• _YOUR ASSIGNMENT_: Could you copy out all the lines in the material below where the word "DZone" occurs?

********

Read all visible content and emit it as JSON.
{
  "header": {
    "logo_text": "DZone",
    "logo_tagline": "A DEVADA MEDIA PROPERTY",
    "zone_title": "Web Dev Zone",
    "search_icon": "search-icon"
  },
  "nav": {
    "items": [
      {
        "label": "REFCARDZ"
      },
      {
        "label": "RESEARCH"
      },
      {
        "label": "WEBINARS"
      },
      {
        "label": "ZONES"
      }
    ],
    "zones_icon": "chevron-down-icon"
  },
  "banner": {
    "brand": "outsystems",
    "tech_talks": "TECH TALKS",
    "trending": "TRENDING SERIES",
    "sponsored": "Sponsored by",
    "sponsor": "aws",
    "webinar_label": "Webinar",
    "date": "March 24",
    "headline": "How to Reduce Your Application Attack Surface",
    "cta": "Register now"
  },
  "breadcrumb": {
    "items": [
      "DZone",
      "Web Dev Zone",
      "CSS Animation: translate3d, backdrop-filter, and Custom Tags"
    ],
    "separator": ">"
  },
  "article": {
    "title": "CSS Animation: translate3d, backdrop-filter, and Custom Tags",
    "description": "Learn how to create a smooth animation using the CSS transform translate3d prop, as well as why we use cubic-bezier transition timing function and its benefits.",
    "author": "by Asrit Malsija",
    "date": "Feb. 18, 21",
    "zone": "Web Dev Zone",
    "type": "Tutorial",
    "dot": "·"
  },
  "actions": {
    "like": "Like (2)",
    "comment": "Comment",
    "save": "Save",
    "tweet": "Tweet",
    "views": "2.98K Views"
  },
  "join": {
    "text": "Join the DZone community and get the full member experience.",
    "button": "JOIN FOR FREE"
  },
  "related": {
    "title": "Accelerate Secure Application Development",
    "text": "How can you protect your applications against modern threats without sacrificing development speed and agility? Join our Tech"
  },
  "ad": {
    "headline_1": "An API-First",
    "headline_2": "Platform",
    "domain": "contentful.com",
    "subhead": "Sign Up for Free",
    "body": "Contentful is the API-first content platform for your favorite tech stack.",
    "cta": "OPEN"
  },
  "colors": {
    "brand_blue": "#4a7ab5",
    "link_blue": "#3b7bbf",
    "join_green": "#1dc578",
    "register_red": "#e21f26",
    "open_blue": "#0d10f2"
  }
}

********

• _PROBLEM SOLUTION_:
    "logo_text": "DZone",
      "DZone",
    "text": "Join the DZone community and get the full member experience.",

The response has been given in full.